driven on the road by enthusiasts.[19] When Ferruccio discovered the project, he allowed them
to go ahead, seeing it as a potential marketing device for the company, while insisting that it
would not be raced. The P400 went on to become the Miura. The closest the company came
to building a true race car under Lamborghini's supervision were a few highly modified
prototypes, including those built by factory test driver Bob Wallace, such as the Miura SVbased "Jota" and the Jarama S-based "Bob Wallace Special".
In the mid-1970s, while Lamborghini was under the management of Georges-Henri Rossetti,
Lamborghini entered into an agreement with BMW to develop, then manufacture 400 cars for
BMW in order to meet Group 4 homologation requirements. BMW lacked experience
developing a mid-engined vehicle and believed that Lamborghini's experience in that area
would make Lamborghini an ideal choice of partner. Due to Lamborghini's shaky finances,
Lamborghini fell behind schedule developing the car's structure and running gear. When
Lamborghini failed to deliver working prototypes on time, BMW took the program in house,
finishing development without Lamborghini. BMW contracted with Baur to produce the car,
which BMW named the M1, delivering the first vehicle in October 1978.[20][21]

The 1990 Lotus 102 featured a Lamborghini V12.

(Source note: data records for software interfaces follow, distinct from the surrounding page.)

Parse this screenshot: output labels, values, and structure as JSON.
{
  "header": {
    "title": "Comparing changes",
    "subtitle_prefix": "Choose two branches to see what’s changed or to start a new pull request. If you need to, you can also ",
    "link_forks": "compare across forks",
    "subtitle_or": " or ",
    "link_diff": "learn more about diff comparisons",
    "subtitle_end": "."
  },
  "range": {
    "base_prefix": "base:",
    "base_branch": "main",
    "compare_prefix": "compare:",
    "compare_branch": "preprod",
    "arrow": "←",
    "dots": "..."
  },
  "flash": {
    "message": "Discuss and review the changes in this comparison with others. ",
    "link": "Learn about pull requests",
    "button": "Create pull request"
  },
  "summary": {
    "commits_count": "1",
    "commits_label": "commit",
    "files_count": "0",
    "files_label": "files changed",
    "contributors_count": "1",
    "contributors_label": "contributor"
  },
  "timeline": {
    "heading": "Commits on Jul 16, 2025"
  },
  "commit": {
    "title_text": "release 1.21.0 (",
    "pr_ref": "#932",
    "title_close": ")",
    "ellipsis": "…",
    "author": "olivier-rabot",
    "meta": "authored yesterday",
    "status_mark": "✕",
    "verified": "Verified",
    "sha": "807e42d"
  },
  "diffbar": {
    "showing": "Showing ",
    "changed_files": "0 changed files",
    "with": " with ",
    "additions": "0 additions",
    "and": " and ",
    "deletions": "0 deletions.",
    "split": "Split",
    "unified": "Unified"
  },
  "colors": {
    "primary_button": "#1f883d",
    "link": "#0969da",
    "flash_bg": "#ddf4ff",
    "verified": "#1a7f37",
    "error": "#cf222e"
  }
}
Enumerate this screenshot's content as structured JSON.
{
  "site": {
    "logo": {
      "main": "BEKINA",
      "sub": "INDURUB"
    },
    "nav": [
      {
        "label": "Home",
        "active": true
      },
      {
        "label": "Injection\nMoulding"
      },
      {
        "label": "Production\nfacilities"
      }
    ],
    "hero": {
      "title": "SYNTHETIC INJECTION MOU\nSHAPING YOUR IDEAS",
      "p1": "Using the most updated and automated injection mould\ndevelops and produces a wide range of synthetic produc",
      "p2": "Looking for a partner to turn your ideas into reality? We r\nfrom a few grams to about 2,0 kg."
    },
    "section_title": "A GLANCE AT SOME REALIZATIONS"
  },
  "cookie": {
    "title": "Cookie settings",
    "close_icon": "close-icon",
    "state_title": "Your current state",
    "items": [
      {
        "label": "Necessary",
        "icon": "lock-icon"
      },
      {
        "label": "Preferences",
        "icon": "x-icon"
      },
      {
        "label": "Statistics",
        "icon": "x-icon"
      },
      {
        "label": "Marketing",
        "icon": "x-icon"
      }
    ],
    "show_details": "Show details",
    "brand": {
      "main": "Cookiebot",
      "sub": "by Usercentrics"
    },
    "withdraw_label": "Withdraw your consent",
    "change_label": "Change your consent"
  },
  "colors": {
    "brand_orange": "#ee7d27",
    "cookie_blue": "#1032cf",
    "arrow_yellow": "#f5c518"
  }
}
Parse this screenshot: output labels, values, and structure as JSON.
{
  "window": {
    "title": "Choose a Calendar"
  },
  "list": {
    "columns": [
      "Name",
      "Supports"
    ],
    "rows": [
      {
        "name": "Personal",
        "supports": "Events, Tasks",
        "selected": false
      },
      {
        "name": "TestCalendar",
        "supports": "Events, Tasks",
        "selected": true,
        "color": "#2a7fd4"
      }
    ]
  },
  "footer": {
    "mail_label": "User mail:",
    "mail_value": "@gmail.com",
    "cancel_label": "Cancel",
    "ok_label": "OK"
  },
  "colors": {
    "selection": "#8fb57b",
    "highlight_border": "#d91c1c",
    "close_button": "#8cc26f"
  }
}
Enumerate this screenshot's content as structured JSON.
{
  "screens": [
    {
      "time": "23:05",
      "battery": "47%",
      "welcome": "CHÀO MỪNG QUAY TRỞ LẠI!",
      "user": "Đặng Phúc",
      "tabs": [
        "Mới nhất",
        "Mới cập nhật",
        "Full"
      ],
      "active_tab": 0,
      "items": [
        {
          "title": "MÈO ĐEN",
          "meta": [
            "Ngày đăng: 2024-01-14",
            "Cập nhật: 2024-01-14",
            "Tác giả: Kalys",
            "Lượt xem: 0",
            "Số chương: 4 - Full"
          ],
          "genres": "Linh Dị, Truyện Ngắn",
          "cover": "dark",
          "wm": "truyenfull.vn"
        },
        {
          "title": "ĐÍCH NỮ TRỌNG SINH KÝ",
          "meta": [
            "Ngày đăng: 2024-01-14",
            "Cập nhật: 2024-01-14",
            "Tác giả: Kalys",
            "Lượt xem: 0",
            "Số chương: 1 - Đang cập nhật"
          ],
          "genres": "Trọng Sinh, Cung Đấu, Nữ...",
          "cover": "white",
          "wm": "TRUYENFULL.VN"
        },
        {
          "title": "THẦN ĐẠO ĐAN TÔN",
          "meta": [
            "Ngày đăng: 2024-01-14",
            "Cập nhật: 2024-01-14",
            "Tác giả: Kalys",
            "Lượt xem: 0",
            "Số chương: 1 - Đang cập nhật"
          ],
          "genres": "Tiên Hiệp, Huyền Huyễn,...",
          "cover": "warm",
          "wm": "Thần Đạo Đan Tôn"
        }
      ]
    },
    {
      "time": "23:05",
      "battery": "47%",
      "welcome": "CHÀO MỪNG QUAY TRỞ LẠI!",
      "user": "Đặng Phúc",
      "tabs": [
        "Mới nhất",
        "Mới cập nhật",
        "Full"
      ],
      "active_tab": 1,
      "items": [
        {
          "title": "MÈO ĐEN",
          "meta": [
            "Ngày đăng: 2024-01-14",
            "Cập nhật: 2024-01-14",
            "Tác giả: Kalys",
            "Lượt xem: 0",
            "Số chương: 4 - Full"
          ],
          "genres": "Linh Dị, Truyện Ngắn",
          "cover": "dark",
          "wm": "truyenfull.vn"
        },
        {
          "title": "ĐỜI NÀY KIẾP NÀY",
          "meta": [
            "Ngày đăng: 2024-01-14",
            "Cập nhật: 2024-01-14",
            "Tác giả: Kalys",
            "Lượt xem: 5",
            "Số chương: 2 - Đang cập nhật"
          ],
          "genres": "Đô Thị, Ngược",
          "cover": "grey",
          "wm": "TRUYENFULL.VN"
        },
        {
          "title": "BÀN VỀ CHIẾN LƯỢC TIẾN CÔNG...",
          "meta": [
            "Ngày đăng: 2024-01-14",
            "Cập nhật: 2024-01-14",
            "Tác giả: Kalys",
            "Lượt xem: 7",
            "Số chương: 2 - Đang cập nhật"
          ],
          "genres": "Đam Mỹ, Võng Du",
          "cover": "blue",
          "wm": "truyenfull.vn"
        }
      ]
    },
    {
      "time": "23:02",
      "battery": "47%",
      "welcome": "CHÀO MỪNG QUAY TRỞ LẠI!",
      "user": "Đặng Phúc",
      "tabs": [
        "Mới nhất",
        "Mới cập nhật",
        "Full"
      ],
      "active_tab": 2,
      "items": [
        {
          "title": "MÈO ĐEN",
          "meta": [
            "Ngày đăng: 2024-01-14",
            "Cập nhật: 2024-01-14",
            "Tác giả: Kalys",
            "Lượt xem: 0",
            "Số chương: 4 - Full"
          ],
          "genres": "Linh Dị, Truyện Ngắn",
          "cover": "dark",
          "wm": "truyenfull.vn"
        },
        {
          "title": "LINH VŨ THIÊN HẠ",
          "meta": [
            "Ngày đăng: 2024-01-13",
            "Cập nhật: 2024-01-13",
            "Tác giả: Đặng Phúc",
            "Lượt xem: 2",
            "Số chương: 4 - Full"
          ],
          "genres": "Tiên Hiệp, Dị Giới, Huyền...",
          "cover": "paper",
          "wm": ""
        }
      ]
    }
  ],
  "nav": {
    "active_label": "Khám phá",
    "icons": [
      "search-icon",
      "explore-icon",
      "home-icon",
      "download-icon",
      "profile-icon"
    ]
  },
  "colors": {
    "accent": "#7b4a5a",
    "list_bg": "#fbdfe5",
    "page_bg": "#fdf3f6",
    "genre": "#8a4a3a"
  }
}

In 1985, Lamborghini's British importer developed the Countach QVX, in conjunction with
Spice Engineering, for the 1986 Group C championship season. One car was built, but lack of
sponsorship caused it to miss the season. The QVX competed in only one race, the nonchampionship 1986 Southern Suns 500 km race at Kyalami in South Africa, driven by Tiff
Needell. Despite the car finishing better than it started, sponsorship could once again not be
found and the programme was cancelled.[22]
Lamborghini was an engine supplier in Formula One between the 1989 and 1993 Formula
One seasons. It supplied engines to Larrousse (19891990,19921993), Lotus (1990), Ligier
(1991), Minardi (1992), and to the Modena team in 1991. While the latter is commonly
referred to as a factory team, the company saw themselves as a supplier, not a backer. The
1992 LarrousseLamborghini was largely uncompetitive but noteworthy in its tendency to
spew oil from its exhaust system. Cars following closely behind the Larrousse were
commonly coloured yellowish-brown by the end of the race.[citation needed] Lamborghini's best
result was achieved with Larrousse at the 1990 Japanese Grand Prix, when Aguri Suzuki
finished third on home soil.[23]
In late 1991, a Lamborghini Formula One motor was used in the Konrad KM-011 Group C
sports car, but the car only lasted a few races before the project was canceled. The same
engine, re-badged a Chrysler, Lamborghini's then-parent company, was tested by McLaren
towards the end of the 1993 season, with the intent of using it during the 1994 season.
Although driver Ayrton Senna was reportedly impressed with the engine's performance,
McLaren pulled out of negotiations, choosing a Peugeot engine instead, and Chrysler ended
the project.

A Murcielago R-GT participating in the FIA GT Championship at Silverstone in


2006.

Two racing versions of the Diablo were built for the Diablo Supertrophy, a single-model
racing series held annually from 1996 to 1999. In the first year, the model used in the series

was the Diablo SVR, while the Diablo 6.0 GTR was used for the remaining three years. [24][25]
Lamborghini developed the Murcilago R-GT as a production racing car to compete in the
FIA GT Championship, the Super GT Championship and the American Le Mans Series in
2004. The car's highest placing in any race that year was the opening round of the FIA GT
Championship at Valencia, where the car entered by Reiter Engineering finished third from a
fifth-place start.[26][27] In 2006, during the opening round of the Super GT championship at
Suzuka, a car run by the Japan Lamborghini Owners Club garnered the first victory (in class)
by an R-GT. A GT3 version of the Gallardo has been developed by Reiter Engineering.[28] A
Murcilago R-GT entered by All-Inkl.com racing, driven by Christophe Bouchut and Stefan
Mcke, won the opening round of the FIA GT Championship held at Zhuhai International
Circuit, achieving the first major international race victory for Lamborghini.[29]